▶ _ACTIVITY_: A word-for-word copy of the listing is needed. Retype it in full.

▶ _SUPPLIED ENTRIES_:
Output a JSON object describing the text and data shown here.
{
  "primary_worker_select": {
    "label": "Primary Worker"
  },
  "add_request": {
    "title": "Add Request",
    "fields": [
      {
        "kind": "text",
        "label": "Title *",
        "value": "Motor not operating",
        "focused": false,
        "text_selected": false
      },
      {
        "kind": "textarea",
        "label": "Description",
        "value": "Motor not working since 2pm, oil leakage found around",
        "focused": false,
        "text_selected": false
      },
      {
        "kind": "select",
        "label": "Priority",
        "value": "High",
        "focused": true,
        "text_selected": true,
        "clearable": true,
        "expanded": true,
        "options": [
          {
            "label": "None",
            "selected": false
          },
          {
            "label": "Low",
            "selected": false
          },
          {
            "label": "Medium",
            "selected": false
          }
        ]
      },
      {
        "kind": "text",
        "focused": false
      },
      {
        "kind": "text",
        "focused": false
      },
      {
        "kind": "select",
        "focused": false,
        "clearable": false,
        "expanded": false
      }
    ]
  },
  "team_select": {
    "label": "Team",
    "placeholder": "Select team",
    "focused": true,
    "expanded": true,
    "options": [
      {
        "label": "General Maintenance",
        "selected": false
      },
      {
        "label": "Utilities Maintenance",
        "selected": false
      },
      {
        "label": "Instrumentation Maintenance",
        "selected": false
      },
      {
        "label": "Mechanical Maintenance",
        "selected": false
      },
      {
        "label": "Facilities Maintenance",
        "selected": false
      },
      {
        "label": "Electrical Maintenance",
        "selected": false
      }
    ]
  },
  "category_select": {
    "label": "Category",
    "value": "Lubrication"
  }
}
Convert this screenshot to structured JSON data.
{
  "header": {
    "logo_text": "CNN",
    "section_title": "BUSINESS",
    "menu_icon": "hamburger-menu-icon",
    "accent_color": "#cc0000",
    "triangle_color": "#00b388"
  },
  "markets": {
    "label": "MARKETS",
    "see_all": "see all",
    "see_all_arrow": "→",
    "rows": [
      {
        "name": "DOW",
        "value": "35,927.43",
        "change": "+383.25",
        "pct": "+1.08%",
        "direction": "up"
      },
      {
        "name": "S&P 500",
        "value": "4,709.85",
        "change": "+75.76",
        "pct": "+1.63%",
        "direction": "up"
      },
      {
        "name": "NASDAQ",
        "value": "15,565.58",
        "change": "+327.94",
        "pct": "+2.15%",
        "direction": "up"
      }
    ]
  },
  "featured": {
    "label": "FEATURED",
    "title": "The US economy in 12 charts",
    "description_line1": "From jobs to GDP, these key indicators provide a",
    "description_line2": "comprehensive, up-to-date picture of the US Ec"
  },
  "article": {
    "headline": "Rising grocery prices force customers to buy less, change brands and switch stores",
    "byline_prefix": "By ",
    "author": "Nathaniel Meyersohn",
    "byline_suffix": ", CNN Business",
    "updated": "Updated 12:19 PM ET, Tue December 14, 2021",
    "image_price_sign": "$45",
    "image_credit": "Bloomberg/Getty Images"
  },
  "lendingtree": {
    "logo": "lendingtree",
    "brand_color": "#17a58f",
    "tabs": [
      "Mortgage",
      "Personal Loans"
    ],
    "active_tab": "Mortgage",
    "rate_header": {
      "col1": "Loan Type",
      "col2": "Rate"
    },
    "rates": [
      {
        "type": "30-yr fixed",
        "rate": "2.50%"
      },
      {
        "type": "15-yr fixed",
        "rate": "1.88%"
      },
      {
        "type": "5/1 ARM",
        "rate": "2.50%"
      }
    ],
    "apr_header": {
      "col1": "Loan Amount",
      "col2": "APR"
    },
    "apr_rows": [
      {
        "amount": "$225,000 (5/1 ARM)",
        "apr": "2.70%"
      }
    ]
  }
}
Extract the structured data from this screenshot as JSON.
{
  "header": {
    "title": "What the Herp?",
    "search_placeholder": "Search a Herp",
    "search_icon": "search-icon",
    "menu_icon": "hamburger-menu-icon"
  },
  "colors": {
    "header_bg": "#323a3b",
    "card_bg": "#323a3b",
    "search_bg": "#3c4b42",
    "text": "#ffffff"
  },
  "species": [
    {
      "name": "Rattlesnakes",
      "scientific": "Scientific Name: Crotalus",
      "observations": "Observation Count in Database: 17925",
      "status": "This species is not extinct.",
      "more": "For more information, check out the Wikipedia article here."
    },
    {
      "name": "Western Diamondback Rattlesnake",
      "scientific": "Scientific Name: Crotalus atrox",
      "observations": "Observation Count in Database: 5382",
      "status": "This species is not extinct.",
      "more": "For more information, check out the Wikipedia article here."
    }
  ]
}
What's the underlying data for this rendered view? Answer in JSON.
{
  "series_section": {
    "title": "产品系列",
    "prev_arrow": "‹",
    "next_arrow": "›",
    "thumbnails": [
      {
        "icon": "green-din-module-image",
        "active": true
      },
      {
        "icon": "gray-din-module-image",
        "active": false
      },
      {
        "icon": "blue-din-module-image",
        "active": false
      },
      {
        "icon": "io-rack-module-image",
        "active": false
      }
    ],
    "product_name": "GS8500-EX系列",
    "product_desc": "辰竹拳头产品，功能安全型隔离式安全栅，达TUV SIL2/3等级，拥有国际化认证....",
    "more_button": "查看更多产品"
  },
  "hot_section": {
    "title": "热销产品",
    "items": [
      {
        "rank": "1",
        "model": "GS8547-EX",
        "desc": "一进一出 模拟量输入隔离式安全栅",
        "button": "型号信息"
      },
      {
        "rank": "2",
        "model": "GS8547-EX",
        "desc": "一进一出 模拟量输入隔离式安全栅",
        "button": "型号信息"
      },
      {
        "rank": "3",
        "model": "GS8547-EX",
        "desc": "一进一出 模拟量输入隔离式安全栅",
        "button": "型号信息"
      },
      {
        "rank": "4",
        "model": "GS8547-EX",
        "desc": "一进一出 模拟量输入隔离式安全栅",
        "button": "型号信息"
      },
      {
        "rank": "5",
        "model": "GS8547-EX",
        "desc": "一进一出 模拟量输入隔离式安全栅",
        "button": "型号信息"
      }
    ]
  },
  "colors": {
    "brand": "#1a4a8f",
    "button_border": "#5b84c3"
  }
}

▶ _ANSWER TO THIS PROBLEM_:
Output a JSON object describing the text and data shown here.
{
  "primary_worker_select": {
    "label": "Primary Worker"
  },
  "add_request": {
    "title": "Add Request",
    "fields": [
      {
        "kind": "text",
        "label": "Title *",
        "value": "Motor not operating",
        "focused": false,
        "text_selected": false
      },
      {
        "kind": "textarea",
        "label": "Description",
        "value": "Motor not working since 2pm, oil leakage found around",
        "focused": false,
        "text_selected": false
      },
      {
        "kind": "select",
        "label": "Priority",
        "value": "High",
        "focused": true,
        "text_selected": true,
        "clearable": true,
        "expanded": true,
        "options": [
          {
            "label": "None",
            "selected": false
          },
          {
            "label": "Low",
            "selected": false
          },
          {
            "label": "Medium",
            "selected": false
          }
        ]
      },
      {
        "kind": "text",
        "focused": false
      },
      {
        "kind": "text",
        "focused": false
      },
      {
        "kind": "select",
        "focused": false,
        "clearable": false,
        "expanded": false
      }
    ]
  },
  "team_select": {
    "label": "Team",
    "placeholder": "Select team",
    "focused": true,
    "expanded": true,
    "options": [
      {
        "label": "General Maintenance",
        "selected": false
      },
      {
        "label": "Utilities Maintenance",
        "selected": false
      },
      {
        "label": "Instrumentation Maintenance",
        "selected": false
      },
      {
        "label": "Mechanical Maintenance",
        "selected": false
      },
      {
        "label": "Facilities Maintenance",
        "selected": false
      },
      {
        "label": "Electrical Maintenance",
        "selected": false
      }
    ]
  },
  "category_select": {
    "label": "Category",
    "value": "Lubrication"
  }
}
Convert this screenshot to structured JSON data.
{
  "header": {
    "logo_text": "CNN",
    "section_title": "BUSINESS",
    "menu_icon": "hamburger-menu-icon",
    "accent_color": "#cc0000",
    "triangle_color": "#00b388"
  },
  "markets": {
    "label": "MARKETS",
    "see_all": "see all",
    "see_all_arrow": "→",
    "rows": [
      {
        "name": "DOW",
        "value": "35,927.43",
        "change": "+383.25",
        "pct": "+1.08%",
        "direction": "up"
      },
      {
        "name": "S&P 500",
        "value": "4,709.85",
        "change": "+75.76",
        "pct": "+1.63%",
        "direction": "up"
      },
      {
        "name": "NASDAQ",
        "value": "15,565.58",
        "change": "+327.94",
        "pct": "+2.15%",
        "direction": "up"
      }
    ]
  },
  "featured": {
    "label": "FEATURED",
    "title": "The US economy in 12 charts",
    "description_line1": "From jobs to GDP, these key indicators provide a",
    "description_line2": "comprehensive, up-to-date picture of the US Ec"
  },
  "article": {
    "headline": "Rising grocery prices force customers to buy less, change brands and switch stores",
    "byline_prefix": "By ",
    "author": "Nathaniel Meyersohn",
    "byline_suffix": ", CNN Business",
    "updated": "Updated 12:19 PM ET, Tue December 14, 2021",
    "image_price_sign": "$45",
    "image_credit": "Bloomberg/Getty Images"
  },
  "lendingtree": {
    "logo": "lendingtree",
    "brand_color": "#17a58f",
    "tabs": [
      "Mortgage",
      "Personal Loans"
    ],
    "active_tab": "Mortgage",
    "rate_header": {
      "col1": "Loan Type",
      "col2": "Rate"
    },
    "rates": [
      {
        "type": "30-yr fixed",
        "rate": "2.50%"
      },
      {
        "type": "15-yr fixed",
        "rate": "1.88%"
      },
      {
        "type": "5/1 ARM",
        "rate": "2.50%"
      }
    ],
    "apr_header": {
      "col1": "Loan Amount",
      "col2": "APR"
    },
    "apr_rows": [
      {
        "amount": "$225,000 (5/1 ARM)",
        "apr": "2.70%"
      }
    ]
  }
}
Extract the structured data from this screenshot as JSON.
{
  "header": {
    "title": "What the Herp?",
    "search_placeholder": "Search a Herp",
    "search_icon": "search-icon",
    "menu_icon": "hamburger-menu-icon"
  },
  "colors": {
    "header_bg": "#323a3b",
    "card_bg": "#323a3b",
    "search_bg": "#3c4b42",
    "text": "#ffffff"
  },
  "species": [
    {
      "name": "Rattlesnakes",
      "scientific": "Scientific Name: Crotalus",
      "observations": "Observation Count in Database: 17925",
      "status": "This species is not extinct.",
      "more": "For more information, check out the Wikipedia article here."
    },
    {
      "name": "Western Diamondback Rattlesnake",
      "scientific": "Scientific Name: Crotalus atrox",
      "observations": "Observation Count in Database: 5382",
      "status": "This species is not extinct.",
      "more": "For more information, check out the Wikipedia article here."
    }
  ]
}
What's the underlying data for this rendered view? Answer in JSON.
{
  "series_section": {
    "title": "产品系列",
    "prev_arrow": "‹",
    "next_arrow": "›",
    "thumbnails": [
      {
        "icon": "green-din-module-image",
        "active": true
      },
      {
        "icon": "gray-din-module-image",
        "active": false
      },
      {
        "icon": "blue-din-module-image",
        "active": false
      },
      {
        "icon": "io-rack-module-image",
        "active": false
      }
    ],
    "product_name": "GS8500-EX系列",
    "product_desc": "辰竹拳头产品，功能安全型隔离式安全栅，达TUV SIL2/3等级，拥有国际化认证....",
    "more_button": "查看更多产品"
  },
  "hot_section": {
    "title": "热销产品",
    "items": [
      {
        "rank": "1",
        "model": "GS8547-EX",
        "desc": "一进一出 模拟量输入隔离式安全栅",
        "button": "型号信息"
      },
      {
        "rank": "2",
        "model": "GS8547-EX",
        "desc": "一进一出 模拟量输入隔离式安全栅",
        "button": "型号信息"
      },
      {
        "rank": "3",
        "model": "GS8547-EX",
        "desc": "一进一出 模拟量输入隔离式安全栅",
        "button": "型号信息"
      },
      {
        "rank": "4",
        "model": "GS8547-EX",
        "desc": "一进一出 模拟量输入隔离式安全栅",
        "button": "型号信息"
      },
      {
        "rank": "5",
        "model": "GS8547-EX",
        "desc": "一进一出 模拟量输入隔离式安全栅",
        "button": "型号信息"
      }
    ]
  },
  "colors": {
    "brand": "#1a4a8f",
    "button_border": "#5b84c3"
  }
}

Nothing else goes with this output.